I spent the holiday weekend making a pilgrimage, of sorts, to a pair of endangered neon signs: Hilltop Steak House in Saugus and Lord’s in Medfield.
I have fond memories of stopping at the Hilltop on the way home from weekends in Maine with a once-close friend. The attraction was not the food — I don’t particularly like steak or lobster and the salad dressing was way too sweet — but we loved the restaurant’s delicious tackiness. Mostly I associate the Hilltop with those trips to Old Orchard Beach — where I won a stuffed flamingo (or was it a pink puffin?) in a game of chance — and the knowledge that we were almost home after a long drive.
And now it’s closing. What will happen to the larger-than-life sign that towers over Route 1? And what of the herd of fake cattle, corralled in front of the restaurant and beloved by all?
And then there’s Lord’s. Let me start by saying that I have no sentimental attachment to this sign. But over the past few months, two different people I’ve met through my project to save the Circle Cinema sign have encouraged me to take a look. It’s on Route 109 in Medfield and you can’t miss it. The sign’s exuberant typography marks the site of a now-empty department store that shut down in February after 73 years in business (which means, coincidentally, that Lord’s and the Circle Theater both opened in 1940). I’m told that the new owners have no interest in re-using the sign or saving it. Which means that unless someone steps up to save this example of commercial archeology, we will all lose another piece of our collective past.

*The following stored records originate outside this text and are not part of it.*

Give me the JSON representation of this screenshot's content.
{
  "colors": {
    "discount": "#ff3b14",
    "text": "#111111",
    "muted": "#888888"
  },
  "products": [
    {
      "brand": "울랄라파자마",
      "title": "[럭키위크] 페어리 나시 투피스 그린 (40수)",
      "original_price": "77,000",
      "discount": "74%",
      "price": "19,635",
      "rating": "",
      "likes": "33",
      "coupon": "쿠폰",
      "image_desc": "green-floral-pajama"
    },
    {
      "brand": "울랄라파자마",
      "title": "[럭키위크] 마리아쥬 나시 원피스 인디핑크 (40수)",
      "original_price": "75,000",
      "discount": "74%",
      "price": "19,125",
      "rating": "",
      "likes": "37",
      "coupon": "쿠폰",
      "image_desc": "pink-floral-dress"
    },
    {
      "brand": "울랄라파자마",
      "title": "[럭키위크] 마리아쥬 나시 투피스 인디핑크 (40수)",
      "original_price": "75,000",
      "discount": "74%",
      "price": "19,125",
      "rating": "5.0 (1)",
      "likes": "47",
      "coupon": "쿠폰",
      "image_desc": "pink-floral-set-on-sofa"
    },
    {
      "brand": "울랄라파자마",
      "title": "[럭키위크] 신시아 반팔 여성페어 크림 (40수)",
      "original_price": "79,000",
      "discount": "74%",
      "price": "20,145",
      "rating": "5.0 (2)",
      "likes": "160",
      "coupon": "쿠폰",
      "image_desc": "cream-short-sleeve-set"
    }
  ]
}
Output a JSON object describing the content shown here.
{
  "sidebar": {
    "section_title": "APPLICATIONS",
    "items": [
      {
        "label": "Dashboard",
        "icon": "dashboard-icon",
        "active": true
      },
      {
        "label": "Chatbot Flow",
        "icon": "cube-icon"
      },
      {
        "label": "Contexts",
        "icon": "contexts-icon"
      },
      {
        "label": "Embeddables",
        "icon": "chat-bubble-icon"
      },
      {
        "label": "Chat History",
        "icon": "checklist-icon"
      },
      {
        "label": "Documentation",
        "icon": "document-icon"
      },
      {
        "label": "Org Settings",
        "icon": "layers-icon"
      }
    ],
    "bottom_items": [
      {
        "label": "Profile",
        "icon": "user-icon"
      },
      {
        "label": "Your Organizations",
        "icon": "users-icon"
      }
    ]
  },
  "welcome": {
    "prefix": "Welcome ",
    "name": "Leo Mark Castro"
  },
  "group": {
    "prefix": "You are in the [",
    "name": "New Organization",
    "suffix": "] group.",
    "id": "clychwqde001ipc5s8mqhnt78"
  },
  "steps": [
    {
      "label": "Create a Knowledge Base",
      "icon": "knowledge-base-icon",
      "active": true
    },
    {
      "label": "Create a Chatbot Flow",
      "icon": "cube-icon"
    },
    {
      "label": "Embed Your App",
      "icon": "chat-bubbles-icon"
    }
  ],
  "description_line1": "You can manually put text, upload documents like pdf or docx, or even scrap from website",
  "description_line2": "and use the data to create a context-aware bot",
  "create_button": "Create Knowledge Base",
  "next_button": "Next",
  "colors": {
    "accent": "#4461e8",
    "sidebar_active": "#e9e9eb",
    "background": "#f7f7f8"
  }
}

I’ve written before about the Circle Cinemas on the Brighton / Brookline border. Despite growing community support and a Facebook page, the future of the CIRCLE sign is still unknown. Its fate depends on a number of factors, including decisions about a redevelopment project slated for the site, and nothing is certain.
Too many of New England’s neon signs are endangered. Lord’s and the Hilltop and the Circle are all landmark signs that have the power to evoke memories of old friends, movie dates, and small-town New England. But without a constituency to save them — and a place to store them — many of these signs seem destined to disappear. We’ve already lost the Coca-Cola sign that overlooked Storrow Drive. Maybe we should follow the example of Las Vegas where a group of citizens banded together to salvage the city’s neon signs when they fell to renovation or implosion. They began by storing the signs in a vacant lot and over time they were able to create the Neon Museum.
Now Boston is not like Las Vegas in any way, but we have the good fortune to live in a region that recognizes the value of its past. Maybe its time to follow the example of our Las Vegas neighbors and celebrate New England’s history in lights.
(By the way, you can visit my Etsy shop to get a photo of the Hilltop or other Boston-area neon signs.)